WORK TO COMPLETE: All that is needed is each line of the entries holding the word "proj", copied as it stands.

[Entries from a dataset of interfaces]
● ● ● ●

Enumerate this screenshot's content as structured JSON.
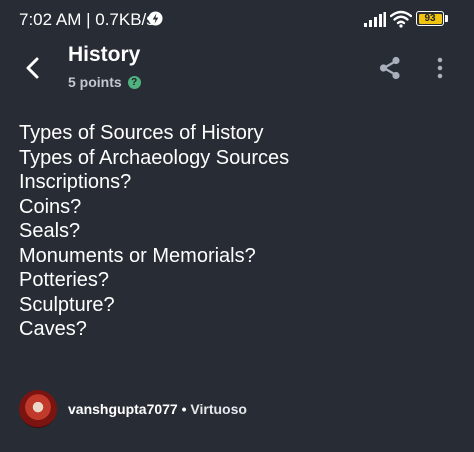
{
  "status_bar": {
    "time_speed": "7:02 AM | 0.7KB/s",
    "battery": "93",
    "icons": [
      "bolt-icon",
      "signal-icon",
      "wifi-icon",
      "battery-icon"
    ]
  },
  "header": {
    "back_icon": "chevron-left-icon",
    "title": "History",
    "points": "5 points",
    "points_help_icon": "?",
    "share_icon": "share-icon",
    "more_icon": "more-vertical-icon"
  },
  "question": {
    "lines": [
      "Types of Sources of History",
      "Types of Archaeology Sources",
      "Inscriptions?",
      "Coins?",
      "Seals?",
      "Monuments or Memorials?",
      "Potteries?",
      "Sculpture?",
      "Caves?"
    ]
  },
  "author": {
    "username": "vanshgupta7077",
    "separator": "•",
    "rank": "Virtuoso"
  },
  "colors": {
    "background": "#272c35",
    "text": "#ffffff",
    "muted": "#c3c8d0",
    "accent_green": "#4fb27f",
    "battery_yellow": "#f1c40f"
  }
}
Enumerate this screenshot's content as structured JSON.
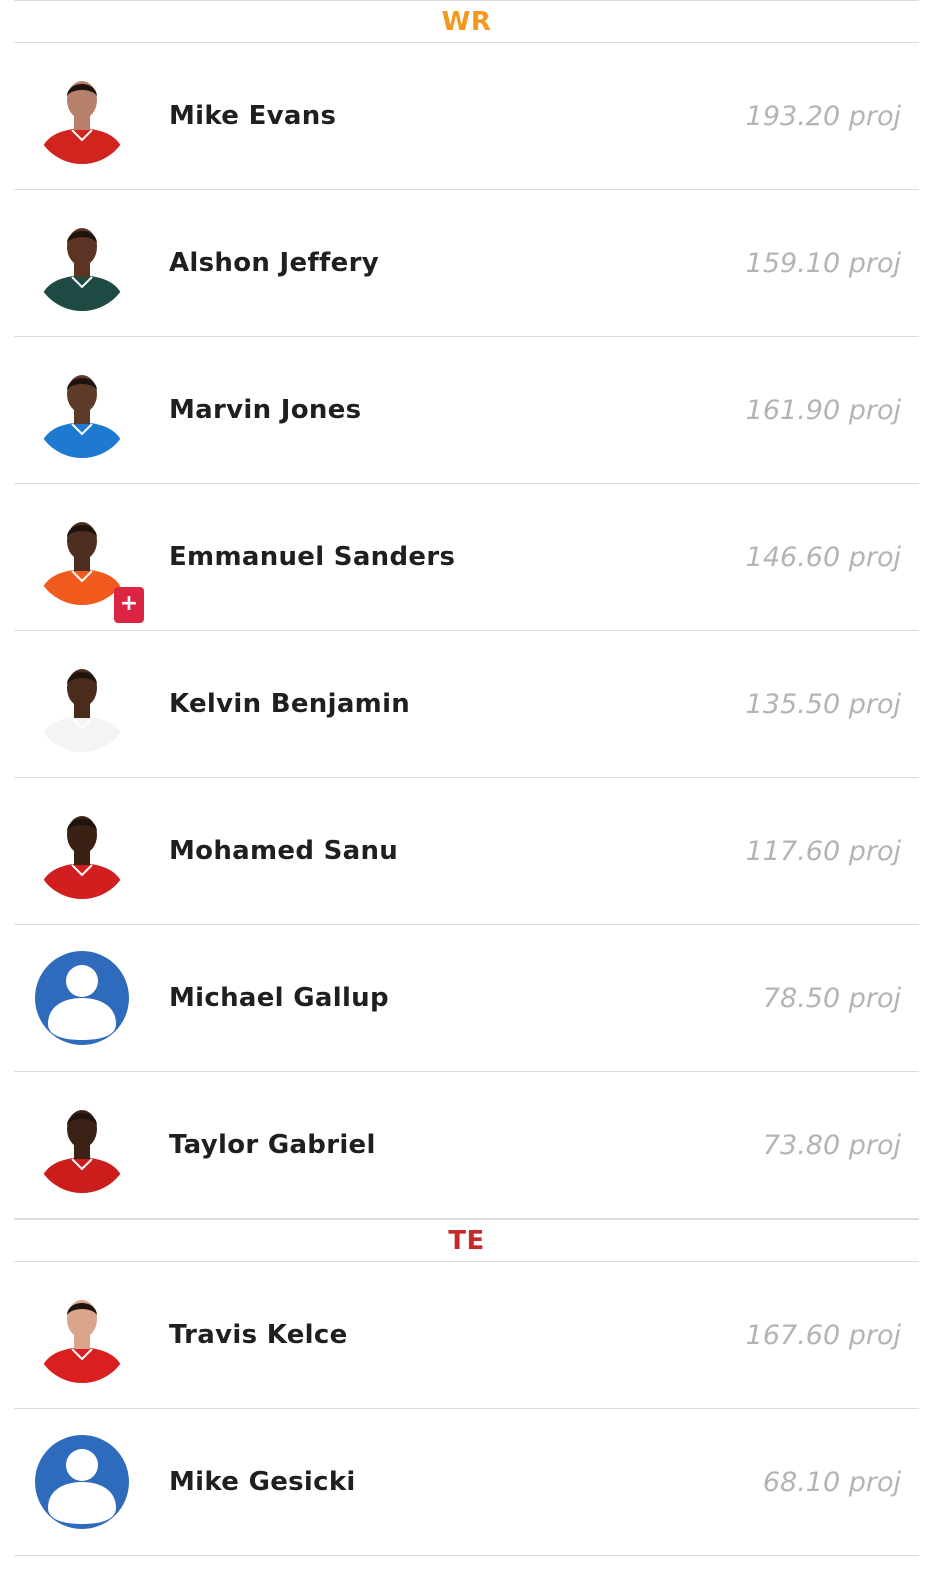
{
  "sections": [
    {
      "label": "WR",
      "color": "#f39a1e",
      "players": [
        {
          "name": "Mike Evans",
          "proj": "193.20 proj",
          "jersey": "#d1241e",
          "skin": "#b7806a",
          "photo": true
        },
        {
          "name": "Alshon Jeffery",
          "proj": "159.10 proj",
          "jersey": "#1e4a44",
          "skin": "#5b3424",
          "photo": true
        },
        {
          "name": "Marvin Jones",
          "proj": "161.90 proj",
          "jersey": "#1e7ad1",
          "skin": "#5e3a29",
          "photo": true
        },
        {
          "name": "Emmanuel Sanders",
          "proj": "146.60 proj",
          "jersey": "#f05a1c",
          "skin": "#4d2e1f",
          "photo": true,
          "badge": "+"
        },
        {
          "name": "Kelvin Benjamin",
          "proj": "135.50 proj",
          "jersey": "#f4f4f4",
          "skin": "#4a2b1c",
          "photo": true
        },
        {
          "name": "Mohamed Sanu",
          "proj": "117.60 proj",
          "jersey": "#d11f1f",
          "skin": "#3a2114",
          "photo": true
        },
        {
          "name": "Michael Gallup",
          "proj": "78.50 proj",
          "photo": false
        },
        {
          "name": "Taylor Gabriel",
          "proj": "73.80 proj",
          "jersey": "#cc1d1d",
          "skin": "#3c2216",
          "photo": true
        }
      ]
    },
    {
      "label": "TE",
      "color": "#c8282a",
      "players": [
        {
          "name": "Travis Kelce",
          "proj": "167.60 proj",
          "jersey": "#d91f1f",
          "skin": "#d9a38c",
          "photo": true
        },
        {
          "name": "Mike Gesicki",
          "proj": "68.10 proj",
          "photo": false
        }
      ]
    }
  ],
  "placeholder_color": "#2f6bbd"
}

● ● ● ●

ANSWER TO THIS PROBLEM:
          "proj": "193.20 proj",
          "proj": "159.10 proj",
          "proj": "161.90 proj",
          "proj": "146.60 proj",
          "proj": "135.50 proj",
          "proj": "117.60 proj",
          "proj": "78.50 proj",
          "proj": "73.80 proj",
          "proj": "167.60 proj",
          "proj": "68.10 proj",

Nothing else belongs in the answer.